• [Task to carry out] Return a copy of every line in the records that includes the word "this".

━━━━━━━━━━━━━━━━━━━━

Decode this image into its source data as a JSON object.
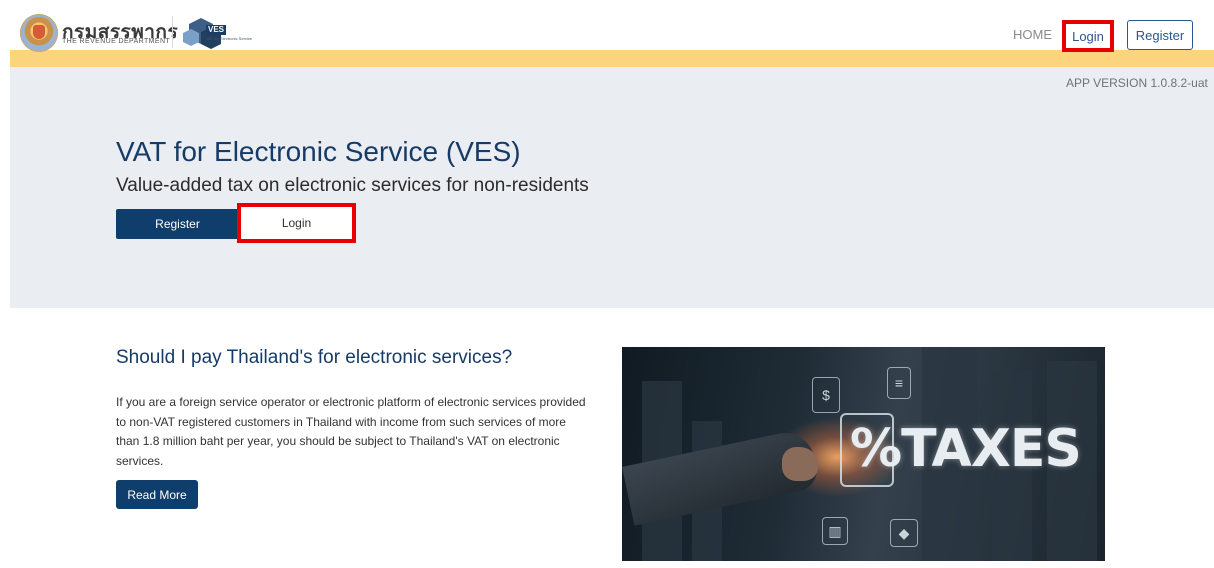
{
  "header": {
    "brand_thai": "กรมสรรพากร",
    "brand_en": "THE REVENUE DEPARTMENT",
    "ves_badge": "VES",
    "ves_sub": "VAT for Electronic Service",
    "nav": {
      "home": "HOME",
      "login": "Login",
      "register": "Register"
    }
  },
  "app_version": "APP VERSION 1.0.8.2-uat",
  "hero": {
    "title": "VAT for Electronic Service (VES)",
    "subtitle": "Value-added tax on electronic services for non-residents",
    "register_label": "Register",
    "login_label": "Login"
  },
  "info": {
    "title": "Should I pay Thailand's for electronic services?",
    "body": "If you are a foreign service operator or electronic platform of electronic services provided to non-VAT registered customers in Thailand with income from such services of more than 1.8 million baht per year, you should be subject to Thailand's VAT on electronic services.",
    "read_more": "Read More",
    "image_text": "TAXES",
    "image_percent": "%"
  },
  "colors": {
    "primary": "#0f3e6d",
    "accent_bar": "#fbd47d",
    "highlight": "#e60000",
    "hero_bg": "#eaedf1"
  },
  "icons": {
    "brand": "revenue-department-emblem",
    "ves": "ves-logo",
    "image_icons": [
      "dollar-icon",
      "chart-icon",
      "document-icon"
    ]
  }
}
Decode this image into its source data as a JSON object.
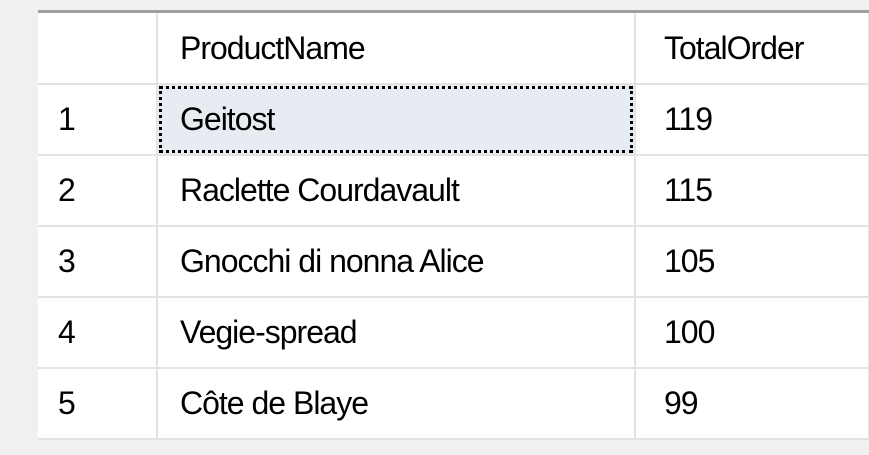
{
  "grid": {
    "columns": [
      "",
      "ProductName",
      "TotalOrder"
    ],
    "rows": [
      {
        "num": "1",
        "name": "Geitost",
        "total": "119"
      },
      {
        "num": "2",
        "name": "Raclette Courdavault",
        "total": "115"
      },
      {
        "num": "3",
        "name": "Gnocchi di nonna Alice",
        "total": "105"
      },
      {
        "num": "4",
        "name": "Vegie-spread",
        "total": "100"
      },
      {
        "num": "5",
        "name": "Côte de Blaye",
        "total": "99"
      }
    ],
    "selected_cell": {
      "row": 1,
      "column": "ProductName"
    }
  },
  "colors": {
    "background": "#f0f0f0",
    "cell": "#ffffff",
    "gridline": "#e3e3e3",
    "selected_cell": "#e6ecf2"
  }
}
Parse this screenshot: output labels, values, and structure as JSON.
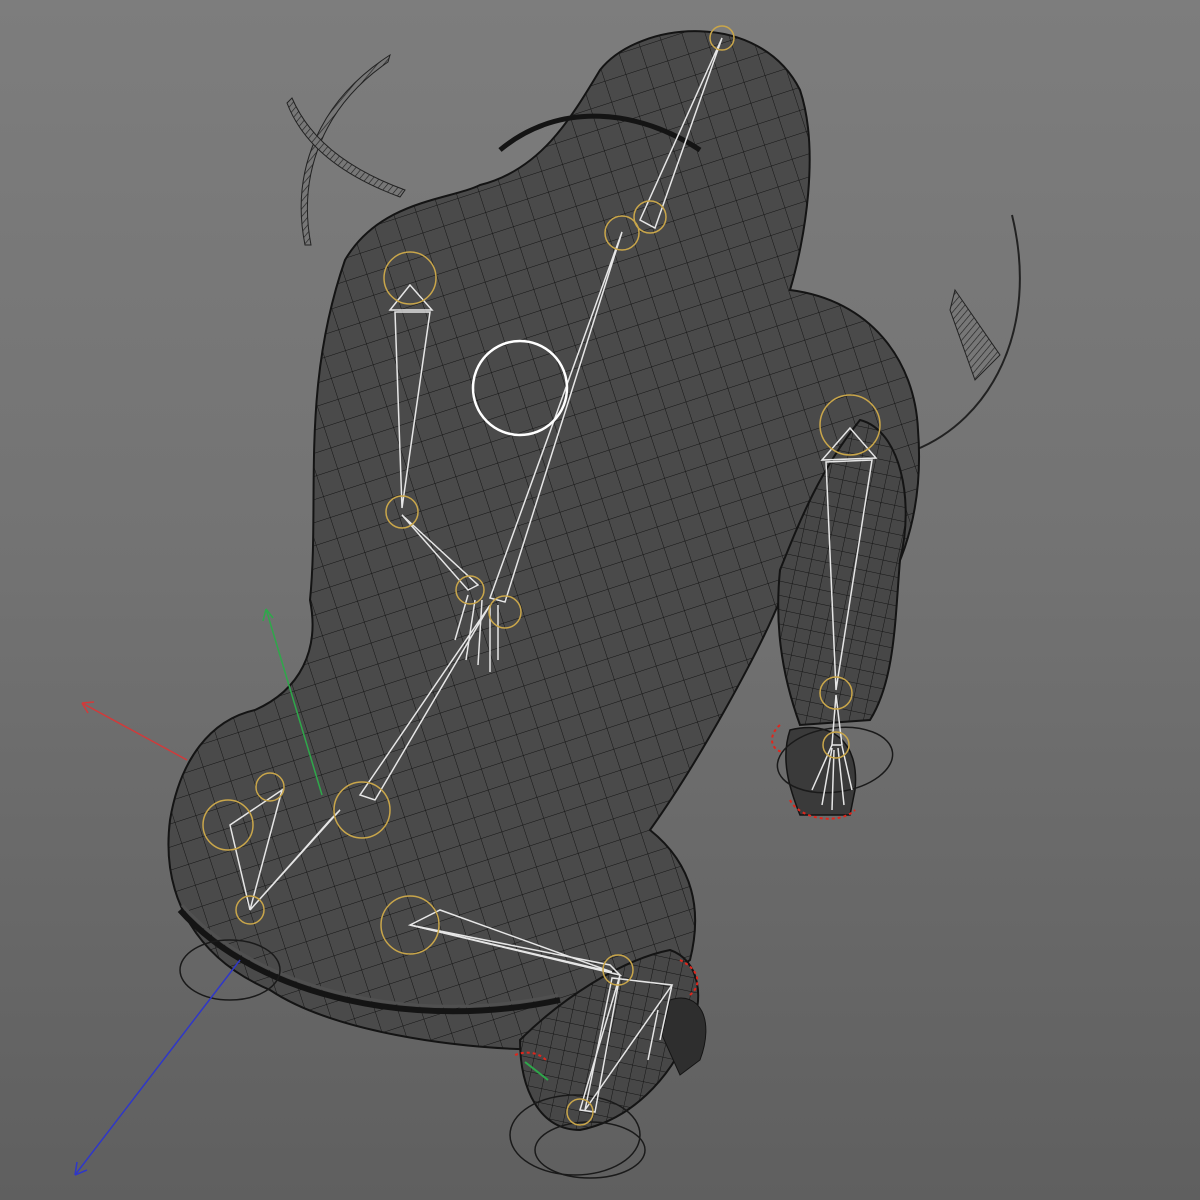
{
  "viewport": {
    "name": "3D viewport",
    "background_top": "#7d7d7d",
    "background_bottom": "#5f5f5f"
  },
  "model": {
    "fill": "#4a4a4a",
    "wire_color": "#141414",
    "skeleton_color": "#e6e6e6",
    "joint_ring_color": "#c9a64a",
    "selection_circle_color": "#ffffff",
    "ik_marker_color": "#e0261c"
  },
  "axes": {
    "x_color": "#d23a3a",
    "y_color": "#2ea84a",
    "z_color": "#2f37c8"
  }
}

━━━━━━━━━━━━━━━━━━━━

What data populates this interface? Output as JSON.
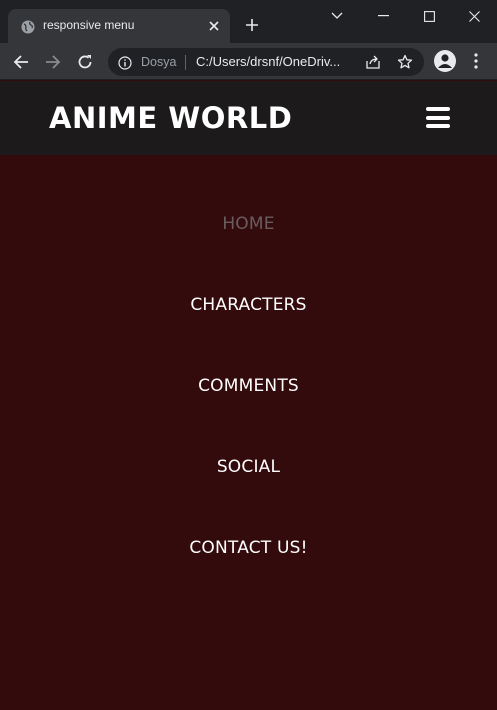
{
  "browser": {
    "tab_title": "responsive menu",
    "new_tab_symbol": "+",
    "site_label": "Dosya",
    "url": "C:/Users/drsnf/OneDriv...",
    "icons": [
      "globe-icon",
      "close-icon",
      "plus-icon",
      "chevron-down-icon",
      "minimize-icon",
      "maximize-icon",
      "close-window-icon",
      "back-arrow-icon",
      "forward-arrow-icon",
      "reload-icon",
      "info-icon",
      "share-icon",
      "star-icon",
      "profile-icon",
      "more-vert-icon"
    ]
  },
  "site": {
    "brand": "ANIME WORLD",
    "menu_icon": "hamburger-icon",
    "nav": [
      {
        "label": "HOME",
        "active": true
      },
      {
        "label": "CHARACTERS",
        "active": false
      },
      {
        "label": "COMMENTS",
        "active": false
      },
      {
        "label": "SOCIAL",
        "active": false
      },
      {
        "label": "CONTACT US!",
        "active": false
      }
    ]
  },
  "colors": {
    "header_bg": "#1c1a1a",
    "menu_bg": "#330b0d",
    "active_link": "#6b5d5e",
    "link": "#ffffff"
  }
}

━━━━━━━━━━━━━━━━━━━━

• [Result of the task]
Decode this image into its source data as a JSON object.
Decode this image into its source data as a JSON object.
Parse this screenshot: output labels, values, and structure as JSON.
What data populates this interface? Output as JSON.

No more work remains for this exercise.